The guidelines create new obligations for financial, payment, and electronic money institutions that will impact cloud outsourcing and deployment of FinTech.

By Fiona M. Maclean and Laura Holden

On 25 February 2019, the European Banking Authority (EBA) published a final report on its draft guidelines on outsourcing arrangements (Guidelines). The report followed the EBA’s publication of draft guidelines in June 2018 (Draft Guidelines) and the ensuing public consultation in September 2018 (Public Consultation).

The Guidelines replace the 2006 Committee of European Banking Supervisors (CEBS) Guidelines on Outsourcing (CEBS Guidelines) and replace and incorporate the EBA’s final recommendations on outsourcing to cloud service providers (Cloud Recommendations). Financial institutions will now only need to consult one set of guidelines for cloud and non-cloud outsourcing.

The Guidelines apply to a wider range of entities (Covered Entities for the purpose of this article) than the CEBS Guidelines and the Cloud Recommendations, including payment or electronic money institutions. The Guidelines now apply to all financial institutions that are:

  • Within the scope of the EBA’s mandate, including credit institutions
  • Investment firms subject to Directive (EU) 2013/36 IV (Capital Requirements Directive)
  • Payment institutions
  • Electronic money institutions

As a result, a wider range of companies, such as FinTech companies, will now face the challenge of remaining agile and competitive in fast-moving markets, whilst managing the administrative and practical challenges of maintaining compliance with the Guidelines.

The Guidelines come into force on 30 September 2019. Any outsourcing arrangements entered into, reviewed, or amended by Covered Entities after that date must comply with the Guidelines. Covered Entities must also update all existing outsourcing arrangements in line with the Guidelines by 31 December 2021. For Covered Entities that are already subject to the Cloud Recommendations, these deadlines will not have any effect on their obligation to comply with the cloud specific requirements – these requirements will continue to apply as they did prior to publication of the Guidelines. An overview of the status of the Cloud Recommendations, per jurisdiction, can be found here.

While “critical and important functions” are subjected to stricter rules, the Guidelines generally apply to all outsourcings by Covered Entities, including intragroup outsourcings, representing a further widening of scope when compared with the CEBS Guidelines. Covered Entities will therefore face additional administrative burdens that they must balance with the need to stay ahead of the competition.
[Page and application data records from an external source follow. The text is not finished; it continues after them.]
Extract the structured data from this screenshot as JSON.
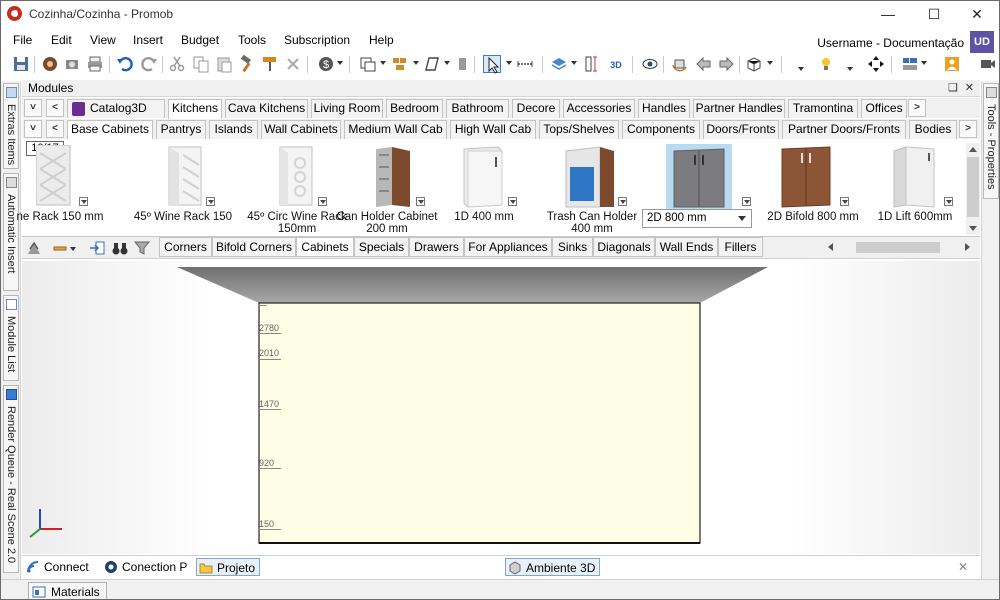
{
  "window": {
    "title": "Cozinha/Cozinha - Promob",
    "minimize": "—",
    "maximize": "☐",
    "close": "✕"
  },
  "menu": {
    "items": [
      "File",
      "Edit",
      "View",
      "Insert",
      "Budget",
      "Tools",
      "Subscription",
      "Help"
    ],
    "username": "Username - Documentação",
    "avatar": "UD"
  },
  "left_rail": {
    "tabs": [
      "Extras Items",
      "Automatic Insert",
      "Module List",
      "Render Queue - Real Scene 2.0"
    ]
  },
  "right_rail": {
    "tabs": [
      "Tools - Properties"
    ]
  },
  "modules": {
    "title": "Modules",
    "pin": "❑",
    "close": "✕",
    "nav_down": "˅",
    "nav_left": "<",
    "nav_right": ">",
    "catalog_label": "Catalog3D",
    "category_tabs": [
      "Kitchens",
      "Cava Kitchens",
      "Living Room",
      "Bedroom",
      "Bathroom",
      "Decore",
      "Accessories",
      "Handles",
      "Partner Handles",
      "Tramontina",
      "Offices"
    ],
    "group_tabs": [
      "Base Cabinets",
      "Pantrys",
      "Islands",
      "Wall Cabinets",
      "Medium Wall Cab",
      "High Wall Cab",
      "Tops/Shelves",
      "Components",
      "Doors/Fronts",
      "Partner Doors/Fronts",
      "Bodies"
    ],
    "page_counter": "10/17",
    "items": [
      {
        "label": "ne Rack 150 mm"
      },
      {
        "label": "45º Wine Rack 150"
      },
      {
        "label": "45º Circ Wine Rack\n150mm"
      },
      {
        "label": "Can Holder Cabinet\n200 mm"
      },
      {
        "label": "1D 400 mm"
      },
      {
        "label": "Trash Can Holder\n400 mm"
      },
      {
        "label": "2D 800 mm"
      },
      {
        "label": "2D Bifold 800 mm"
      },
      {
        "label": "1D Lift 600mm"
      }
    ],
    "selected_item": "2D 800 mm",
    "sub_tabs": [
      "Corners",
      "Bifold Corners",
      "Cabinets",
      "Specials",
      "Drawers",
      "For Appliances",
      "Sinks",
      "Diagonals",
      "Wall Ends",
      "Fillers"
    ],
    "active_sub_tab": "Cabinets"
  },
  "viewport": {
    "ruler_labels": [
      "2780",
      "2010",
      "1470",
      "920",
      "150"
    ]
  },
  "bottom_bar": {
    "items": [
      "Connect",
      "Conection P",
      "Projeto"
    ],
    "view_tab": "Ambiente 3D",
    "close": "✕"
  },
  "status_bar": {
    "materials": "Materials"
  }
}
Following concerns raised at the Public Consultation, the EBA clarified in the Guidelines that regulators will not consider every outsourcing to a cloud solution as critical or important; rather the same test applies as with other non-cloud service providers, taking into account “cloud specificities”.

Under the Guidelines, the definition of “outsourcing” is based on the Commission Delegated Regulation (EU) 2017/565 and defined as: “an arrangement of any form between an institution, a payment institution or an electronic money institution and a service provider by which that service provider performs a process, a service or an activity that would otherwise be undertaken by the institution, the payment institution or the electronic money institution itself”.

The Guidelines define “critical or important functions” based on the wording of MiFID II and the Commission Delegated Regulation (EU) 2017/565, which includes functions that “if a defect or failure were to occur, would materially impair the continuing compliance of the firm’s activities and obligations”.

To outsource banking and payment services to a third country (i.e., non-EU) service provider, the Guidelines require the competent authorities responsible for supervising each party to have a co-operation agreement in place. Therefore, post-Brexit, the UK’s Financial Conduct Authority will need to agree a co-operation agreement with EU regulators to ensure that cross-border outsourced arrangements can continue between the UK and the EU27.